How does your company mitigate the risk of companies not having full control over their employees and potentially facing negative consequences for both parties?
Dee acknowledged the legal complexities surrounding accepting the EOR model in different countries. The recognition and regulation of EOR vary from country to country. Germany, for example, has clear legislation allowing EOR models and requires licensing for compliance. France operates a unique model called “portage salarial,” which is a regulated space where EORs provide services to workers rather than directly to companies. In the UK, EOR is not expressly regulated but is not restricted by employment or contract law.
Dee explained that their company, Boundless, operates under different models based on the legal landscape of each country. They employ a tripartite co-employment arrangement where Boundless is named as the employer of record responsible for compliance, while the customer company manages the relationship with the worker and allocates work. The worker is the third party in this agreement. The specific structure and legal recognition of EOR vary, and Boundless adapts its operations accordingly. In some cases, they act as an employment agency to comply with local laws. However, Dee emphasized that not all EOR companies prioritize risk mitigation and compliance. Some disregard legal limitations, which could pose significant risks for their customers. For instance, except in limited circumstances, EOR is expressly prohibited in Spain. Dee highlighted the importance of asking prospective EOR providers about their approach to compliance and how they navigate legal challenges. As a compliance-focused company, Boundless strictly adheres to the law and avoids supporting EOR relationships where it is not legally permissible.
Could you share three tips for companies new to global hiring, focusing on a successful international hiring experience?
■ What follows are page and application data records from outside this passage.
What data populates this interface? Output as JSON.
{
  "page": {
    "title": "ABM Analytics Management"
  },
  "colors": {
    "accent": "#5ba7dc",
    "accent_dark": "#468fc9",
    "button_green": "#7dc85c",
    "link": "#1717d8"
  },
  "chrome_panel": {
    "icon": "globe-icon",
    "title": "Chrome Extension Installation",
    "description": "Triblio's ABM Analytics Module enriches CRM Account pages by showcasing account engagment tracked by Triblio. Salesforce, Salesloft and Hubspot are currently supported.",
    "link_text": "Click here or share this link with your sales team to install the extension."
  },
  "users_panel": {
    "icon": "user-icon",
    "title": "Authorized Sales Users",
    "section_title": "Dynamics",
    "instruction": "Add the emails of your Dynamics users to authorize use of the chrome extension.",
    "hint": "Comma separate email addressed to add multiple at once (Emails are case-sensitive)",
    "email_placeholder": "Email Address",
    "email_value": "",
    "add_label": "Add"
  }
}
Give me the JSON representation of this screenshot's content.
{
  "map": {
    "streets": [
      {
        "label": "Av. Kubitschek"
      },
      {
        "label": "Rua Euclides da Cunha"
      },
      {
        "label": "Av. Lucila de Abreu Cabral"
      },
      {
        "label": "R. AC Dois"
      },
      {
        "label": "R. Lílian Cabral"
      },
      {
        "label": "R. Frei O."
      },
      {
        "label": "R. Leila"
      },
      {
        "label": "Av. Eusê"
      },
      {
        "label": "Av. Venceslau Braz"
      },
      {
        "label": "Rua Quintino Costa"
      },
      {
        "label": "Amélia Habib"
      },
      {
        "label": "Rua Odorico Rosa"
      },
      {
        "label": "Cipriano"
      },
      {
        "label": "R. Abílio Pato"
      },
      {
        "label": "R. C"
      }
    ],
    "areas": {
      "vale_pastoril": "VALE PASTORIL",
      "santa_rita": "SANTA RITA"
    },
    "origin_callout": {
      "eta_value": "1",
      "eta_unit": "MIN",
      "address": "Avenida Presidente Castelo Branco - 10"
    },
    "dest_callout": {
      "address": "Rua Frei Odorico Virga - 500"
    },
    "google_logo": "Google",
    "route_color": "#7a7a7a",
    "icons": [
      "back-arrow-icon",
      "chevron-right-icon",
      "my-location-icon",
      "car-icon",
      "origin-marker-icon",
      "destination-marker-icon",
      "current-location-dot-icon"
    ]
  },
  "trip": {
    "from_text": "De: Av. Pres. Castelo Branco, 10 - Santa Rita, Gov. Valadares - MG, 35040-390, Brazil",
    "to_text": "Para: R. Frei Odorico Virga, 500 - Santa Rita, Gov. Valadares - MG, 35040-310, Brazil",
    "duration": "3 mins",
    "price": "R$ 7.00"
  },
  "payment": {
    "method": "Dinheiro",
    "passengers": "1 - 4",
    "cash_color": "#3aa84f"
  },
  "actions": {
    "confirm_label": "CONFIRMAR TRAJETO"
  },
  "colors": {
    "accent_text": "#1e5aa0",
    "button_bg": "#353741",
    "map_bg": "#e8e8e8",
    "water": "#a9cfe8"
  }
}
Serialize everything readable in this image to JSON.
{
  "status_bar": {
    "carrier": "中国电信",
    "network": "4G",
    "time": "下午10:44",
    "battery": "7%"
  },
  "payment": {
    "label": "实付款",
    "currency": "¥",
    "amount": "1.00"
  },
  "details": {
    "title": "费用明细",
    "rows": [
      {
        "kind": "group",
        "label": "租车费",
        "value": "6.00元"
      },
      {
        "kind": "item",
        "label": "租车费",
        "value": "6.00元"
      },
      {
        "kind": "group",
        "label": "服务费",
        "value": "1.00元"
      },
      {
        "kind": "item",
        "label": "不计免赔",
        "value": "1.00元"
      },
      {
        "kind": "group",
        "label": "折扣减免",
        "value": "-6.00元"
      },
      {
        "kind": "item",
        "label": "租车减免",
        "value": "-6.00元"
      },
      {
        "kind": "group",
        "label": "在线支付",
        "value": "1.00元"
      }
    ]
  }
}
Dee provided insights on three key areas for companies venturing into global hiring. Firstly, she emphasized the complexity of international team pay. Leaders need to establish a clear compensation philosophy and approach. This involves deciding whether to benchmark salaries to a headquarters (HQ) country or to the local market rates. The importance of consistency in compensation practices was highlighted to avoid disparate pay scales that can complicate management and future adjustments. Dee also emphasized the need to consider varying employer taxes and income taxes in different countries, as these factors significantly impact costs and take-home pay.
Secondly, Dee discussed the significance of communication and collaboration in distributed teams. When there is a central HQ office and remote team members, avoiding creating a divisive “them and us” culture is crucial. Creating intentional practices, such as ensuring everyone joins meetings with cameras on and providing equal opportunities for participation, helps foster a cohesive and inclusive work environment.
Lastly, Dee stressed the importance of bringing remote team members together periodically. Face-to-face interactions allow team members to form stronger relationships, enhance communication, and increase productivity. At Boundless, Dee’s company, they organize in-person gatherings three times a year, which significantly impact the team’s dynamics and effectiveness.
In conclusion, companies entering the realm of global hiring should prioritize considerations such as establishing a clear compensation approach, fostering inclusive communication and collaboration practices, and organizing opportunities for face-to-face interactions. Organizations can lay a strong foundation for successful international hiring experiences and effectively manage their global workforce by focusing on these areas.